A. Okay, here it is. First, it was boggy meadowland, undoubtedly full of insects, newts, and the occa-sional Lenape Indian. The Dutch arrived in 1614. In 1636, the Dutch governor, Wouter Van Twiller, granted 62 acres to Roeloff and Annetje Jans as a farm, but Roeloff died the next year. (The 62 acres are almost precisely today’s Tribeca.) Annetje then married the somewhat famous Everar-dus Bogardus, second minister of the Reformed Dutch Church of New Amsterdam. (Bogardus plays a substantial rôle in The Island at the Center of the World, an interesting book about the early years of Dutch rule in Manhattan.) The Bogardus family evidently lived on this land, which was renamed Dominie’s Bouwerie, or “The Minister’s Farm.” In 1664 the English seized Manhattan, and in 1667 the Dutch recognized this illegal act, giving Manhattan to the British in exchange for a worldwide monopoly on nutmeg. Must have seemed like a good idea. In 1670 Governor Francis Lovelace bought the farm; in 1672, the Dutch briefly retook Manhattan, but the English got it back in 1674. During that year the Bogardus family does not seem to have tried to re-possess the ancestral farm, which was, in any event, confiscated from Lovelace by the Duke of York, for whom the whole city is named. In 1705 the royal family (by this point, York’s daughter, Anne, was queen) gave the farm to Trinity Church, making it a gigantic landlord in lower Manhattan, which it still is today. For the next hundred and fifty years the Bogardus family did try to get it back, unsuccessfully. Thus it was that “Trinity Lower Farm” owned the tiny chunk of Duane Street that became our park.

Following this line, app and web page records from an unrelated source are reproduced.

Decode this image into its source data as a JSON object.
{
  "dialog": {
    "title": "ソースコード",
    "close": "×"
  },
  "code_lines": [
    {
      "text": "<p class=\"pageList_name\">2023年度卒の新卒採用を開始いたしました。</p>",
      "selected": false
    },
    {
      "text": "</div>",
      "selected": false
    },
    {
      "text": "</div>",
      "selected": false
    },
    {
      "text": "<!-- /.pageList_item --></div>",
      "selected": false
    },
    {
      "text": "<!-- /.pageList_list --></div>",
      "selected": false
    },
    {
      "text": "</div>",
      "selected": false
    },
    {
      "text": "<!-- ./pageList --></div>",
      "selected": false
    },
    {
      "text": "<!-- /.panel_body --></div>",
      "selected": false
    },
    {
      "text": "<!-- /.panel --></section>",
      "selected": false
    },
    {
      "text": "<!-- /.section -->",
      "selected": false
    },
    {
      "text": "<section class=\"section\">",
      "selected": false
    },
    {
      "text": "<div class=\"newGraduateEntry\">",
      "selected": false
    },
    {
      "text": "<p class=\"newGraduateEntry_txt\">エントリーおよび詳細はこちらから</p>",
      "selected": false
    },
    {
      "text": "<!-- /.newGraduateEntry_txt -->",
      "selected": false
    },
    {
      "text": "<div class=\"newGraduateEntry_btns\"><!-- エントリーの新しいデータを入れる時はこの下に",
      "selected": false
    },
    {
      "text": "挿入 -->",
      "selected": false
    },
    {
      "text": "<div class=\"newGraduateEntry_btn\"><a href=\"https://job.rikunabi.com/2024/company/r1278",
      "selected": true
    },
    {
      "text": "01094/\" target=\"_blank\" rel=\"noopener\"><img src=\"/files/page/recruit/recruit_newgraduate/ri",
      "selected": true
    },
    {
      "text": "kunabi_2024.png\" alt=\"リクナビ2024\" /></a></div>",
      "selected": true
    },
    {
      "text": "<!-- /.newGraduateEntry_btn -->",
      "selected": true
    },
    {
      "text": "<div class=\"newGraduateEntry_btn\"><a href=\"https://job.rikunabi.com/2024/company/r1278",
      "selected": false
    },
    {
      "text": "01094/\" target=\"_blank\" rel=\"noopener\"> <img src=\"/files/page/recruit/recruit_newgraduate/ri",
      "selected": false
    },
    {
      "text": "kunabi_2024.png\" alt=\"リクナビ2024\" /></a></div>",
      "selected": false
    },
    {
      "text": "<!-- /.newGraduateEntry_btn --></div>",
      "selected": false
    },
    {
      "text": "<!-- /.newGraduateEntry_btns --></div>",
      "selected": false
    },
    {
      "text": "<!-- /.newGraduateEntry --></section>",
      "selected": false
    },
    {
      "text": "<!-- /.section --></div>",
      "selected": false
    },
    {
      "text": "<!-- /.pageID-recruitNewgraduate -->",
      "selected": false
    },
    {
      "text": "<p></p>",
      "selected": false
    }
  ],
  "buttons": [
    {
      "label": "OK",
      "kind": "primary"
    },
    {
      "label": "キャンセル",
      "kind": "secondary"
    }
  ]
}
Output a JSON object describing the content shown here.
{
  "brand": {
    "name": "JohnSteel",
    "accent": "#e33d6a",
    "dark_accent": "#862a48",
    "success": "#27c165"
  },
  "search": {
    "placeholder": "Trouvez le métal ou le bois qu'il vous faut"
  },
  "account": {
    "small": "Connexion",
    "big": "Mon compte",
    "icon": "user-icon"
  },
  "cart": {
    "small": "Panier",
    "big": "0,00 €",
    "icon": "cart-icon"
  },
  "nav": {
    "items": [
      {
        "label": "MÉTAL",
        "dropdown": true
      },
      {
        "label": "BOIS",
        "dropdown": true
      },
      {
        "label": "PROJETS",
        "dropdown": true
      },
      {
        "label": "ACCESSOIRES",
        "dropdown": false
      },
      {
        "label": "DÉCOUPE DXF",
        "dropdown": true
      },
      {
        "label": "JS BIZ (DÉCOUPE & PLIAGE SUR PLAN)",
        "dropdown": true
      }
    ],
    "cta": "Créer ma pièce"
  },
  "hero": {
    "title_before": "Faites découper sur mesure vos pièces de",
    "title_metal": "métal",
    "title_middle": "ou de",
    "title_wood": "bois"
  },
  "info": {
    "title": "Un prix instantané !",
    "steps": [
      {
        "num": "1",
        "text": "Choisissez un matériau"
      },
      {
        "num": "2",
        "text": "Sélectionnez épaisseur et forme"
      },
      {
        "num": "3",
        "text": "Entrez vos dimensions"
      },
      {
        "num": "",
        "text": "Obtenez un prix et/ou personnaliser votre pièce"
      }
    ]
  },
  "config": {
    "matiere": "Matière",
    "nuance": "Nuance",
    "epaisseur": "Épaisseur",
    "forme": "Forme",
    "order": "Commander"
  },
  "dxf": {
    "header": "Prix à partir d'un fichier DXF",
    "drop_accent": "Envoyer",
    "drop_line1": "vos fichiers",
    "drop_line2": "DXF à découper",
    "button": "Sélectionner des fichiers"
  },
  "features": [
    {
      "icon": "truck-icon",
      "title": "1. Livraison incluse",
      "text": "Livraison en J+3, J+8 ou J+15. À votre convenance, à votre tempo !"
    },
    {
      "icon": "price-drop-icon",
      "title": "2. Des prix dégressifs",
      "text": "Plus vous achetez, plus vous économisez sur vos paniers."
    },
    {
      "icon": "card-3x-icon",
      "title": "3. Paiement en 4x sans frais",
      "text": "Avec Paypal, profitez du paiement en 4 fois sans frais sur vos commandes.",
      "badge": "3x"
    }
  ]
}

The Restoration of Duane Park

The restoration design that Friends of Duane Park proposed was created by Signe Nielsen, a distinguished landscape architect and Duane Park neighbor. The design finally won approval from the essential authorities—the New York City Parks Department, the Landmarks Preservation Commission, and the Fine Arts Commission—after nearly two years of discussions. The restoration was completed during 1999.

The restoration of Duane Park aims to capture the spirit of the Parsons and Vaux design of 1887. To accomplish this:

  • Duane Park’s planted areas have been expanded. The enlarged planting areas include evergreen hedges, flowering shrubs, ferns, perennials, and flowering evergreen ground cover. Planted areas are graded to ensure drainage.
  • Fifteen “world’s-fair” style benches replace the battered benches of the past. These new benches are set along a curved pathway running through the park from east to west. The area under the benches is paved with cobblestones salvaged from the old park.
  • Three handsome historic streetlights have been installed to replace the undistinguished lights that used to illuminate the park.
  • The old fencing, which was bent and broken and did not completely enclose the planting areas, has been replaced with new fencing that is more attractive and encircles the planting areas to keep out four-legged visitors.
  • The oversized flagpole base has been scaled down and incorporated into one of the planting areas.
  • To replace the incomplete and not totally accurate inscription on the flagpole base, two commemorative plaques have been placed beside the entrance gate. They give visitors to the park an overview of its long history.
Duane Park